Most people pay their debts, so offering unsecured lines of credit can be a lucrative financial enterprise. However, collecting payment from those who default can be costly in both time and money. Still, it is often worth it to take the extra measures to collect rather than write off the debt.
In Ohio, taking the debtor to court could result in at least some compensation, even if he or she does not have the money to pay the unsecured debt.
According to the Ohio Revised Code, in any of the state or federal district courts, a judgment or decree within the state constitutes a lien on the debtor’s real property. A judgment may include interest that the debtor must also pay, as well as any filing fees and other costs that are part of the legal action to obtain the judgment.
The judgment does not become a lien until the court clerk certifies and files the paperwork. When the clerk has completed the process, he or she enters that date on the certificate. Interest accrues from that date, and the judgment lien is valid for five years.
The lender can transfer the judgment to another court to begin collection proceedings without affecting the amount or the process. This may be necessary if the debtor owns property in another county, and the creditor wants to collect on the judgment there.
The debtor may be able to sell or refinance the property to pay the judgment. If that is not an option, then the debtor may need to begin the repossession process.

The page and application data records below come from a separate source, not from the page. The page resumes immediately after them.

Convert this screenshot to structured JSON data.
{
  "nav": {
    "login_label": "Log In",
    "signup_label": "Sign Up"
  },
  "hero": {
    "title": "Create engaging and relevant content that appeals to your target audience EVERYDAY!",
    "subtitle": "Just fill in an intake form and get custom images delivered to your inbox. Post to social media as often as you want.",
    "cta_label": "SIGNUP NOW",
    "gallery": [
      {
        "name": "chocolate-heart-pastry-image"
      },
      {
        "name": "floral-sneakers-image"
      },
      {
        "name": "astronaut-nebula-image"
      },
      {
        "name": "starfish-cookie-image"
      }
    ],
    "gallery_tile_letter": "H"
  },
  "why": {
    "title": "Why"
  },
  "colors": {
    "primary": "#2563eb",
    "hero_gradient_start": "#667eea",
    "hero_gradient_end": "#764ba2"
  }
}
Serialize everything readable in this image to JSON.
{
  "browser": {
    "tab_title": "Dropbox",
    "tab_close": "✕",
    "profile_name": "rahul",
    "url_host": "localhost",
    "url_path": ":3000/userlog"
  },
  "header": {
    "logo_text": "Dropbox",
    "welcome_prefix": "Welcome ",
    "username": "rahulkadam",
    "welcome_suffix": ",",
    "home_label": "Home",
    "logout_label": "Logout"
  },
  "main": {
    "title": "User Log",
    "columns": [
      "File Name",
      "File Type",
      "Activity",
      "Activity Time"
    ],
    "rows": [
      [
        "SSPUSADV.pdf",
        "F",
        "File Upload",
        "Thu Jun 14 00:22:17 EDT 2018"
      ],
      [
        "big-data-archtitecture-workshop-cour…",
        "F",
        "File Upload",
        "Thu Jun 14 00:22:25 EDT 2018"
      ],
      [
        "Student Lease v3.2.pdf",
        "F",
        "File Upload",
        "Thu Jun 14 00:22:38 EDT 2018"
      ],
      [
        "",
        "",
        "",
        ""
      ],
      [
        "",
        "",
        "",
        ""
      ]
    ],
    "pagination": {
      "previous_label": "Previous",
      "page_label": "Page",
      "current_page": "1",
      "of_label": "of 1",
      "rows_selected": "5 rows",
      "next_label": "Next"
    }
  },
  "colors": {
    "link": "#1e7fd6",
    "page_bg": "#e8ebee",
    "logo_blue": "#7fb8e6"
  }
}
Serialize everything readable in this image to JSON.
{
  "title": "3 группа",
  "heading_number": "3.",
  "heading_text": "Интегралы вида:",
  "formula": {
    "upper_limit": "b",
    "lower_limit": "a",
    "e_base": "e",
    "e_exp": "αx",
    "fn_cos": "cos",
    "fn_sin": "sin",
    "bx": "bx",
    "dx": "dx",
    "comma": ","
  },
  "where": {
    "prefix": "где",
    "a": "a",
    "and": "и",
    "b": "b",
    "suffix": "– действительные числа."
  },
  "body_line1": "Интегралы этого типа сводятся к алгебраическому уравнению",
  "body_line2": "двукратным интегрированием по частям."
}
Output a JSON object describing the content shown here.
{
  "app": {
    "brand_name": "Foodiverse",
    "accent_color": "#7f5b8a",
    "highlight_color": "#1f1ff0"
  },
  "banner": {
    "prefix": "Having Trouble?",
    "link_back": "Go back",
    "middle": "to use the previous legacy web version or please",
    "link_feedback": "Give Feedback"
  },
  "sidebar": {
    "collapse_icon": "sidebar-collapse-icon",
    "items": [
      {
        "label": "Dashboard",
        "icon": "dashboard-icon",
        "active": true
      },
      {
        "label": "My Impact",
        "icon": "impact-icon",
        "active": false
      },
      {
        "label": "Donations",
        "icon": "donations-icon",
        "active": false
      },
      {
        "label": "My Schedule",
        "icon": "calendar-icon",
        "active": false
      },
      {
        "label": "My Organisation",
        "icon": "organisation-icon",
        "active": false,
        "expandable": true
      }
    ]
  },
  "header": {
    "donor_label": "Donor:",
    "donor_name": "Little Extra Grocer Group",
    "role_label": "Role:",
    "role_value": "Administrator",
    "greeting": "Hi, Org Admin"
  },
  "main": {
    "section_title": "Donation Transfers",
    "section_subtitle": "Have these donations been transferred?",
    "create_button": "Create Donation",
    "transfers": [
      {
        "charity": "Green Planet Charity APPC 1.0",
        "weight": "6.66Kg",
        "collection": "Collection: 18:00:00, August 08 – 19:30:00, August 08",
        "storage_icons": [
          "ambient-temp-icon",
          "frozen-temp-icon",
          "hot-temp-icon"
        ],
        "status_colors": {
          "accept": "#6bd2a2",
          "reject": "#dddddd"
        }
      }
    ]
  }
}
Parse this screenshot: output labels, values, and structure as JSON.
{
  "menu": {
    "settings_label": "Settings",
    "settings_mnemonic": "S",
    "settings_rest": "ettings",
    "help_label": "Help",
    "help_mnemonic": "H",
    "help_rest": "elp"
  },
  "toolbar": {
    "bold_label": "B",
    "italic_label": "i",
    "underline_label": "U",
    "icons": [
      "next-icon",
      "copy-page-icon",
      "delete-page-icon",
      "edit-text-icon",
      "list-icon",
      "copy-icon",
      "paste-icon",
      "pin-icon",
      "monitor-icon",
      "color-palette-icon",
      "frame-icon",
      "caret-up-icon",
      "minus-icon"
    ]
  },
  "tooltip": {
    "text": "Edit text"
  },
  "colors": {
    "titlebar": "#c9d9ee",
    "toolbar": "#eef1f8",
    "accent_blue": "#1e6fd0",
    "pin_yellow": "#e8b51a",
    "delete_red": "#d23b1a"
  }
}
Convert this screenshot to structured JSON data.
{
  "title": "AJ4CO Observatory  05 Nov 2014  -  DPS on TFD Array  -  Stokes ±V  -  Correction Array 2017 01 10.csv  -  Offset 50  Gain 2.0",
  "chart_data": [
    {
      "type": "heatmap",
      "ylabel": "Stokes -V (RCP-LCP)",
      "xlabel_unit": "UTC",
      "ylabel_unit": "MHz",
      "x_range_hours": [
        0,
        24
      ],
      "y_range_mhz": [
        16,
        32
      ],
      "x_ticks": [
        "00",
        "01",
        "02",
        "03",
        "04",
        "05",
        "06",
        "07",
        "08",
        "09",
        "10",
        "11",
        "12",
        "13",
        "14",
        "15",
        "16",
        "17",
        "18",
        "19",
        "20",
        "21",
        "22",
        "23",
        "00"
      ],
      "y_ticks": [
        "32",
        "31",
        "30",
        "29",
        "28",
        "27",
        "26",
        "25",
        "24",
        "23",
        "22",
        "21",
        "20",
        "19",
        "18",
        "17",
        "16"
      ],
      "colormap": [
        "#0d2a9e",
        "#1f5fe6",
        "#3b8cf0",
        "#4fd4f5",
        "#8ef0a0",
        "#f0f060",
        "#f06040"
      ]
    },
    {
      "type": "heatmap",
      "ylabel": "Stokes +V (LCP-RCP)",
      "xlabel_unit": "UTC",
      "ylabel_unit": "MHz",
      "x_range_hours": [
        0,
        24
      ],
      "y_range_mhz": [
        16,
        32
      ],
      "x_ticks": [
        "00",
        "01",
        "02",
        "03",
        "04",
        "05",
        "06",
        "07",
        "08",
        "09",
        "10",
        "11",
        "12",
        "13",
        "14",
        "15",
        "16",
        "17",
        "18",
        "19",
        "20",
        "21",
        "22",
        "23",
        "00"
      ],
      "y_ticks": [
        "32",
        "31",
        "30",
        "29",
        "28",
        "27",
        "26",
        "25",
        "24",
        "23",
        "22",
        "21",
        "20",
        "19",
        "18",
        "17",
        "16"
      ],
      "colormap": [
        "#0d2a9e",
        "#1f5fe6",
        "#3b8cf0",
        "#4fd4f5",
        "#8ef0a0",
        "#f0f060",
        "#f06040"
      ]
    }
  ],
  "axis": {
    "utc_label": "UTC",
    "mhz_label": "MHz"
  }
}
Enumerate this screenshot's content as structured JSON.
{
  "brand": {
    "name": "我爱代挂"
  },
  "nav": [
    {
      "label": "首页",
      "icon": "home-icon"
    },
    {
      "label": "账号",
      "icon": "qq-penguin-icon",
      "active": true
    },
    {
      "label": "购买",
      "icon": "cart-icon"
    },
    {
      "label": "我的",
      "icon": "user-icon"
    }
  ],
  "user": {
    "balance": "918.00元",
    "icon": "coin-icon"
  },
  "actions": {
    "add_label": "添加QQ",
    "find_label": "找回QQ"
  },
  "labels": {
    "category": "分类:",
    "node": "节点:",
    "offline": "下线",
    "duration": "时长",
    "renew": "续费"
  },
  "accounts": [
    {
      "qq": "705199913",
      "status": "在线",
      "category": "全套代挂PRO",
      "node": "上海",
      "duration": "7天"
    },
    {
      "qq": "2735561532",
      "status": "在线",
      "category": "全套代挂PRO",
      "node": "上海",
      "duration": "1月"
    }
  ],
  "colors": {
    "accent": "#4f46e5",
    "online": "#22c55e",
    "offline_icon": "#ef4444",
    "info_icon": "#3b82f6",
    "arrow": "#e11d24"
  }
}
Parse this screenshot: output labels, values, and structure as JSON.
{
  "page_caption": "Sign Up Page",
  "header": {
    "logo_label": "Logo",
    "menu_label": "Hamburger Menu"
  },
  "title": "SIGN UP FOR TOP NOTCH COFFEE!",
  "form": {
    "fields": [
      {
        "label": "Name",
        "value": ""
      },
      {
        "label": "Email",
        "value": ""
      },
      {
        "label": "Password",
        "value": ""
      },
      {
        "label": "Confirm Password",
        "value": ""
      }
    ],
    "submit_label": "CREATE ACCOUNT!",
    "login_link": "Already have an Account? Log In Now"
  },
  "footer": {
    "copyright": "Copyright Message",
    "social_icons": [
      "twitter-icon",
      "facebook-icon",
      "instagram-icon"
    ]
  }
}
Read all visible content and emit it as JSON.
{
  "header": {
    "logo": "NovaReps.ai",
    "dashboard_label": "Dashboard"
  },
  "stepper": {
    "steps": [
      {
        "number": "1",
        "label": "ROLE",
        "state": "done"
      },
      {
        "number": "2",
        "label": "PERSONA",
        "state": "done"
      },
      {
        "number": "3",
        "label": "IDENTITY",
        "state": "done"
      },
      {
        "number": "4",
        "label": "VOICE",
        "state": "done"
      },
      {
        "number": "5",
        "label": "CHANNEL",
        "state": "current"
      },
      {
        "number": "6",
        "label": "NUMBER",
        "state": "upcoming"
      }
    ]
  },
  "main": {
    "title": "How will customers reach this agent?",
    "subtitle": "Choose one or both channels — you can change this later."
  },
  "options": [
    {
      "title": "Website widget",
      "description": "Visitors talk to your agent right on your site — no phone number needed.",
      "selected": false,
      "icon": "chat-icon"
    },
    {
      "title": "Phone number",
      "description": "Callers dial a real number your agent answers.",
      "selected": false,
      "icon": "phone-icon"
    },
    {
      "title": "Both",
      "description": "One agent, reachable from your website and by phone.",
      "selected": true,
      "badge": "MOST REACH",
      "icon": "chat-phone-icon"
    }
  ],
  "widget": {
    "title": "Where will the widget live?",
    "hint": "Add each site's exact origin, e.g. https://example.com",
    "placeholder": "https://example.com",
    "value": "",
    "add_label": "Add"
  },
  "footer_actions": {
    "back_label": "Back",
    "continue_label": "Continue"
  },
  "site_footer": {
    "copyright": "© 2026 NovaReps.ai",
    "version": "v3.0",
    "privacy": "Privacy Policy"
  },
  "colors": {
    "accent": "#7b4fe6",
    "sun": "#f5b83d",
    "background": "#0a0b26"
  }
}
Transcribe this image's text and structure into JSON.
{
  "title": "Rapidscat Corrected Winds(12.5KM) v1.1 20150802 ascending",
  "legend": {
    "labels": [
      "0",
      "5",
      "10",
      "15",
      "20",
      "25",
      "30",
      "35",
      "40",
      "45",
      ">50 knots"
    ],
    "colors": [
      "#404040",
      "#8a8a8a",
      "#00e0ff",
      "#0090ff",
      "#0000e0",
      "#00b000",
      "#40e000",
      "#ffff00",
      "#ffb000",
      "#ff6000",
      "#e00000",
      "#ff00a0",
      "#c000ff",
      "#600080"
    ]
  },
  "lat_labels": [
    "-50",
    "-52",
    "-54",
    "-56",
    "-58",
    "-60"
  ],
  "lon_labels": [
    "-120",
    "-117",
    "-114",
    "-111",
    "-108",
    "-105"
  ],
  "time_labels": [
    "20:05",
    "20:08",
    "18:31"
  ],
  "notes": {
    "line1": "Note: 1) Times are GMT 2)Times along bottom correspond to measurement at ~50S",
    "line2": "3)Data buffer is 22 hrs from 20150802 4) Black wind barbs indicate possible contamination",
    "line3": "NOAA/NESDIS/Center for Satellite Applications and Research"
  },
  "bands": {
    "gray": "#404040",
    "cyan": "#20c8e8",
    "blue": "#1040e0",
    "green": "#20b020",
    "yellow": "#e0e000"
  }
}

Not every type of property may have a lien attached to it, and some exemptions apply. Wage garnishments and other collection methods may be more appealing when there are obstacles to successful judgment liens.